» ACTIVITY: Exactly as written, output each record given below.

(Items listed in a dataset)
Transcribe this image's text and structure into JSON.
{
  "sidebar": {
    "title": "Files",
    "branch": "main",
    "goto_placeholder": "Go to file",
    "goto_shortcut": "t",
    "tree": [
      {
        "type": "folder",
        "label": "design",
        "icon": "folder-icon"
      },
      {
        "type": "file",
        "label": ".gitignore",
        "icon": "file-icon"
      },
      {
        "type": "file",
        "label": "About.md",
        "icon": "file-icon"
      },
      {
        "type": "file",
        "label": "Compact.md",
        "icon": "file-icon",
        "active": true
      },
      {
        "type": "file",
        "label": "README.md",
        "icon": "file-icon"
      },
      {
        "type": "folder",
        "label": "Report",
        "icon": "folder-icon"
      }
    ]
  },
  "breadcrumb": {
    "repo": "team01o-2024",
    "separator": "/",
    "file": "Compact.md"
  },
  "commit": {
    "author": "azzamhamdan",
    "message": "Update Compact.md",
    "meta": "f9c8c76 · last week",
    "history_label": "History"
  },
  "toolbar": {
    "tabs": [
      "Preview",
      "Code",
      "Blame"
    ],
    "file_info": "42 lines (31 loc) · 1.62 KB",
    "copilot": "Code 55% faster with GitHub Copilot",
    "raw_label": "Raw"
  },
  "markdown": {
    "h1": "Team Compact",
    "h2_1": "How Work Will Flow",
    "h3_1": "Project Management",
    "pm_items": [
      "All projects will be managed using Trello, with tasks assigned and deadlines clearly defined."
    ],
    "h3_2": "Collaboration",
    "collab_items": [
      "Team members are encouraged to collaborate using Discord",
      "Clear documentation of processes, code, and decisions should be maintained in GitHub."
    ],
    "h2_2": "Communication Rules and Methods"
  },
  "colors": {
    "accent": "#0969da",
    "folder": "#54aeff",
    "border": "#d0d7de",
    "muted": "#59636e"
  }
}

» FINAL ANSWER:
Transcribe this image's text and structure into JSON.
{
  "sidebar": {
    "title": "Files",
    "branch": "main",
    "goto_placeholder": "Go to file",
    "goto_shortcut": "t",
    "tree": [
      {
        "type": "folder",
        "label": "design",
        "icon": "folder-icon"
      },
      {
        "type": "file",
        "label": ".gitignore",
        "icon": "file-icon"
      },
      {
        "type": "file",
        "label": "About.md",
        "icon": "file-icon"
      },
      {
        "type": "file",
        "label": "Compact.md",
        "icon": "file-icon",
        "active": true
      },
      {
        "type": "file",
        "label": "README.md",
        "icon": "file-icon"
      },
      {
        "type": "folder",
        "label": "Report",
        "icon": "folder-icon"
      }
    ]
  },
  "breadcrumb": {
    "repo": "team01o-2024",
    "separator": "/",
    "file": "Compact.md"
  },
  "commit": {
    "author": "azzamhamdan",
    "message": "Update Compact.md",
    "meta": "f9c8c76 · last week",
    "history_label": "History"
  },
  "toolbar": {
    "tabs": [
      "Preview",
      "Code",
      "Blame"
    ],
    "file_info": "42 lines (31 loc) · 1.62 KB",
    "copilot": "Code 55% faster with GitHub Copilot",
    "raw_label": "Raw"
  },
  "markdown": {
    "h1": "Team Compact",
    "h2_1": "How Work Will Flow",
    "h3_1": "Project Management",
    "pm_items": [
      "All projects will be managed using Trello, with tasks assigned and deadlines clearly defined."
    ],
    "h3_2": "Collaboration",
    "collab_items": [
      "Team members are encouraged to collaborate using Discord",
      "Clear documentation of processes, code, and decisions should be maintained in GitHub."
    ],
    "h2_2": "Communication Rules and Methods"
  },
  "colors": {
    "accent": "#0969da",
    "folder": "#54aeff",
    "border": "#d0d7de",
    "muted": "#59636e"
  }
}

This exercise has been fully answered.